As she lay in dry dock, devastatingly damaged by one of Hitler's newly deployed magnetic mines after barely two months in service, few could have predicted the illustrious career that lay ahead for the cruiser HMS Belfast. After three years of repairs to her broken keel, engine- and boiler-rooms, and extensive refitting, she would go on to play a critical role in the protection of the Arctic Convoys, would fire one of the opening shots at D-Day and continue supporting the Operation Overlord landings for five weeks. Her service continued beyond the Second World War both in Korea and in the Far East before she commenced her life as one of the world's most celebrated preserved visitor ships in the Pool of London. Her crowning glory however came in December 1943 when, equipped with the latest radar technology, she was to play the leading role in the Battle of the North Cape sinking the feared German battlecruiser Scharnhorst, the bete noir of the Royal Navy.
In doing so the ship's crew made a vital contribution to, what was to be, the final big-gun head-to-head action to be fought at sea In The Last Big Gun Brian Lavery, the foremost historian of the Royal Navy, employs his trademark wide-ranging narrative style and uses the microcosm of the ship to tell the wider story of the naval war at sea and vividly portray the realities for all of life aboard a Second World War battleship. The book is lavishly illustrated with photographs and illustrations and will appeal to all those with an interest in military history and life in the wartime Royal Navy.
Another stirring story of WWII that in days gone by would have been handled by someone like author Paul Brickhill.

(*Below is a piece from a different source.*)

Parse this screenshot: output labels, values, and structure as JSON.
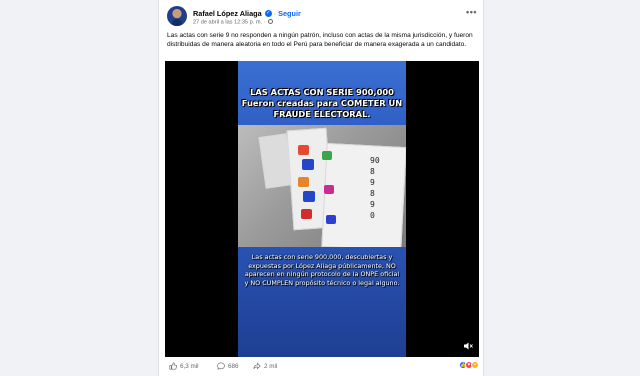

No student of WWII history should pass this one by... -- Paul Norman Books Monthly 17/02/2016 The author's informative, yet engaging style will grip the reader's attention ... Whether one is interested in the ship itself, life at sea or naval history, this is a brilliant and exhaustive chronicle of Belfast's varied service. -- Captain Peter Hore Warships International 17/02/2016 Brian Lavery's style is, as we have come to expect from his past work, succinct and very readable, even gripping when describing the ship in action. ... This is a thoroughly worthwhile volume for those interested both in the ship herself and in war at sea in the mid-20th century. -- Roger Marsh Ships in Scale 02/03/2016
Brian Lavery is one of Britain's leading naval historians and a prolific author. A Curator Emeritus at the National Maritime Museum, Greenwich, and a renowned expert on the sailing navy and the Royal Navy, in 2007 he won the prestigious Desmond Wettern Maritime Media Award. His naval writing was further honoured in 2008 with the Society of Nautical Research's Anderson Medal. His recent titles include Ship (2006), Royal Tars (2010), Conquest of the Ocean (2013), In Which They Served (2008), Churchill's Navy (2006), and the Sunday Times bestseller Empire of the Seas (2010).